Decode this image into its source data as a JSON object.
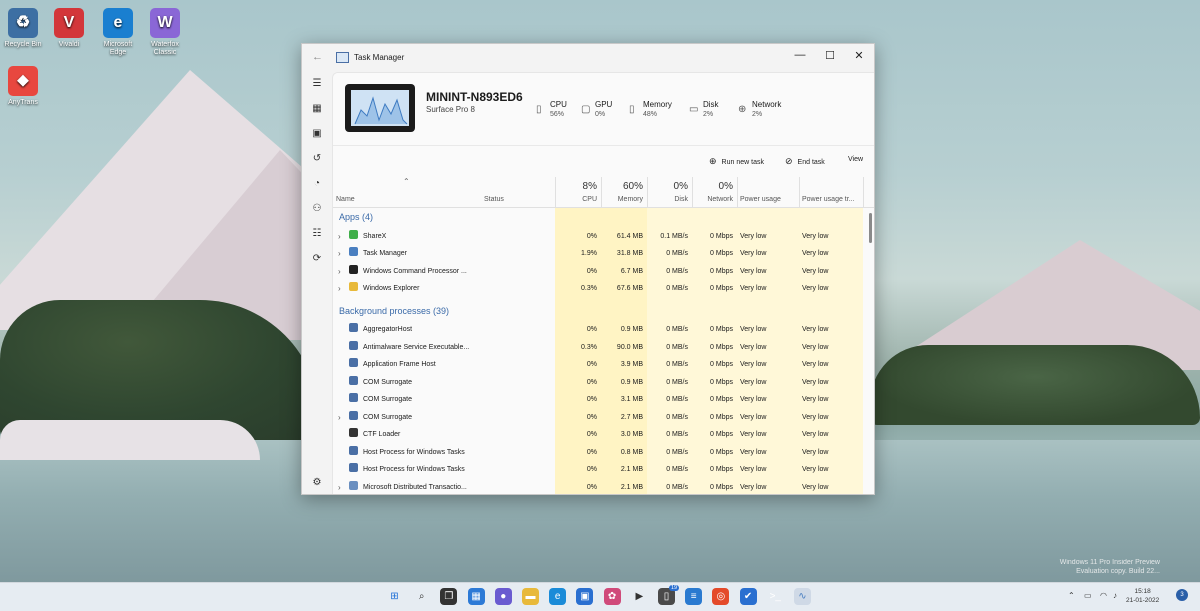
{
  "desktop": {
    "icons": [
      {
        "label": "Recycle Bin",
        "glyph": "♻",
        "color": "#3d6fa3"
      },
      {
        "label": "Vivaldi",
        "glyph": "V",
        "color": "#d3363a"
      },
      {
        "label": "Microsoft Edge",
        "glyph": "e",
        "color": "#1a7fd0"
      },
      {
        "label": "Waterfox Classic",
        "glyph": "W",
        "color": "#8a67d6"
      },
      {
        "label": "AnyTrans",
        "glyph": "⬥",
        "color": "#e8473f"
      }
    ],
    "watermark_line1": "Windows 11 Pro Insider Preview",
    "watermark_line2": "Evaluation copy. Build 22..."
  },
  "window": {
    "title": "Task Manager",
    "device_name": "MININT-N893ED6",
    "device_model": "Surface Pro 8",
    "stats": [
      {
        "label": "CPU",
        "value": "56%",
        "icon": "cpu-icon"
      },
      {
        "label": "GPU",
        "value": "0%",
        "icon": "gpu-icon"
      },
      {
        "label": "Memory",
        "value": "48%",
        "icon": "memory-icon"
      },
      {
        "label": "Disk",
        "value": "2%",
        "icon": "disk-icon"
      },
      {
        "label": "Network",
        "value": "2%",
        "icon": "network-icon"
      }
    ],
    "toolbar": {
      "run_new_task": "Run new task",
      "end_task": "End task",
      "view": "View"
    }
  },
  "table": {
    "columns": {
      "name": "Name",
      "status": "Status",
      "cpu_pct": "8%",
      "cpu": "CPU",
      "memory_pct": "60%",
      "memory": "Memory",
      "disk_pct": "0%",
      "disk": "Disk",
      "network_pct": "0%",
      "network": "Network",
      "power": "Power usage",
      "power_trend": "Power usage tr..."
    },
    "apps_group": "Apps (4)",
    "apps": [
      {
        "name": "ShareX",
        "cpu": "0%",
        "memory": "61.4 MB",
        "disk": "0.1 MB/s",
        "network": "0 Mbps",
        "power": "Very low",
        "trend": "Very low",
        "expand": true,
        "icon_color": "#3fae49"
      },
      {
        "name": "Task Manager",
        "cpu": "1.9%",
        "memory": "31.8 MB",
        "disk": "0 MB/s",
        "network": "0 Mbps",
        "power": "Very low",
        "trend": "Very low",
        "expand": true,
        "icon_color": "#4a7fc0"
      },
      {
        "name": "Windows Command Processor ...",
        "cpu": "0%",
        "memory": "6.7 MB",
        "disk": "0 MB/s",
        "network": "0 Mbps",
        "power": "Very low",
        "trend": "Very low",
        "expand": true,
        "icon_color": "#222222"
      },
      {
        "name": "Windows Explorer",
        "cpu": "0.3%",
        "memory": "67.6 MB",
        "disk": "0 MB/s",
        "network": "0 Mbps",
        "power": "Very low",
        "trend": "Very low",
        "expand": true,
        "icon_color": "#e8b93a"
      }
    ],
    "bg_group": "Background processes (39)",
    "background": [
      {
        "name": "AggregatorHost",
        "cpu": "0%",
        "memory": "0.9 MB",
        "disk": "0 MB/s",
        "network": "0 Mbps",
        "power": "Very low",
        "trend": "Very low",
        "expand": false,
        "icon_color": "#4a6fa5"
      },
      {
        "name": "Antimalware Service Executable...",
        "cpu": "0.3%",
        "memory": "90.0 MB",
        "disk": "0 MB/s",
        "network": "0 Mbps",
        "power": "Very low",
        "trend": "Very low",
        "expand": false,
        "icon_color": "#4a6fa5"
      },
      {
        "name": "Application Frame Host",
        "cpu": "0%",
        "memory": "3.9 MB",
        "disk": "0 MB/s",
        "network": "0 Mbps",
        "power": "Very low",
        "trend": "Very low",
        "expand": false,
        "icon_color": "#4a6fa5"
      },
      {
        "name": "COM Surrogate",
        "cpu": "0%",
        "memory": "0.9 MB",
        "disk": "0 MB/s",
        "network": "0 Mbps",
        "power": "Very low",
        "trend": "Very low",
        "expand": false,
        "icon_color": "#4a6fa5"
      },
      {
        "name": "COM Surrogate",
        "cpu": "0%",
        "memory": "3.1 MB",
        "disk": "0 MB/s",
        "network": "0 Mbps",
        "power": "Very low",
        "trend": "Very low",
        "expand": false,
        "icon_color": "#4a6fa5"
      },
      {
        "name": "COM Surrogate",
        "cpu": "0%",
        "memory": "2.7 MB",
        "disk": "0 MB/s",
        "network": "0 Mbps",
        "power": "Very low",
        "trend": "Very low",
        "expand": true,
        "icon_color": "#4a6fa5"
      },
      {
        "name": "CTF Loader",
        "cpu": "0%",
        "memory": "3.0 MB",
        "disk": "0 MB/s",
        "network": "0 Mbps",
        "power": "Very low",
        "trend": "Very low",
        "expand": false,
        "icon_color": "#333333"
      },
      {
        "name": "Host Process for Windows Tasks",
        "cpu": "0%",
        "memory": "0.8 MB",
        "disk": "0 MB/s",
        "network": "0 Mbps",
        "power": "Very low",
        "trend": "Very low",
        "expand": false,
        "icon_color": "#4a6fa5"
      },
      {
        "name": "Host Process for Windows Tasks",
        "cpu": "0%",
        "memory": "2.1 MB",
        "disk": "0 MB/s",
        "network": "0 Mbps",
        "power": "Very low",
        "trend": "Very low",
        "expand": false,
        "icon_color": "#4a6fa5"
      },
      {
        "name": "Microsoft Distributed Transactio...",
        "cpu": "0%",
        "memory": "2.1 MB",
        "disk": "0 MB/s",
        "network": "0 Mbps",
        "power": "Very low",
        "trend": "Very low",
        "expand": true,
        "icon_color": "#6a8fc0"
      }
    ]
  },
  "taskbar": {
    "apps": [
      {
        "name": "start-icon",
        "glyph": "⊞",
        "color": "#1f6fd6"
      },
      {
        "name": "search-icon",
        "glyph": "⌕",
        "color": "#333333"
      },
      {
        "name": "task-view-icon",
        "glyph": "❐",
        "color": "#333333"
      },
      {
        "name": "widgets-icon",
        "glyph": "▦",
        "color": "#2d7ad6"
      },
      {
        "name": "chat-icon",
        "glyph": "●",
        "color": "#6a5bd0"
      },
      {
        "name": "file-explorer-icon",
        "glyph": "▬",
        "color": "#e8b93a"
      },
      {
        "name": "edge-icon",
        "glyph": "e",
        "color": "#1a8bd8"
      },
      {
        "name": "store-icon",
        "glyph": "▣",
        "color": "#2a6fd0"
      },
      {
        "name": "photos-icon",
        "glyph": "✿",
        "color": "#d04a7a"
      },
      {
        "name": "media-player-icon",
        "glyph": "▶",
        "color": "#333333"
      },
      {
        "name": "phone-link-icon",
        "glyph": "▯",
        "color": "#4a4a4a"
      },
      {
        "name": "notepad-icon",
        "glyph": "≡",
        "color": "#2a7ad0"
      },
      {
        "name": "sharex-icon",
        "glyph": "◎",
        "color": "#e44a2a"
      },
      {
        "name": "todo-icon",
        "glyph": "✔",
        "color": "#2a6fd0"
      },
      {
        "name": "terminal-icon",
        "glyph": ">_",
        "color": "#1e1e1e"
      },
      {
        "name": "task-manager-icon",
        "glyph": "∿",
        "color": "#4a7fc0"
      }
    ],
    "badge": "19",
    "time": "15:18",
    "date": "21-01-2022",
    "notification_count": "3"
  }
}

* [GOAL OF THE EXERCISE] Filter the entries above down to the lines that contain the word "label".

* [SOLUTION TO THIS PROBLEM]
        "label": "Recycle Bin",
        "label": "Vivaldi",
        "label": "Microsoft Edge",
        "label": "Waterfox Classic",
        "label": "AnyTrans",
        "label": "CPU",
        "label": "GPU",
        "label": "Memory",
        "label": "Disk",
        "label": "Network",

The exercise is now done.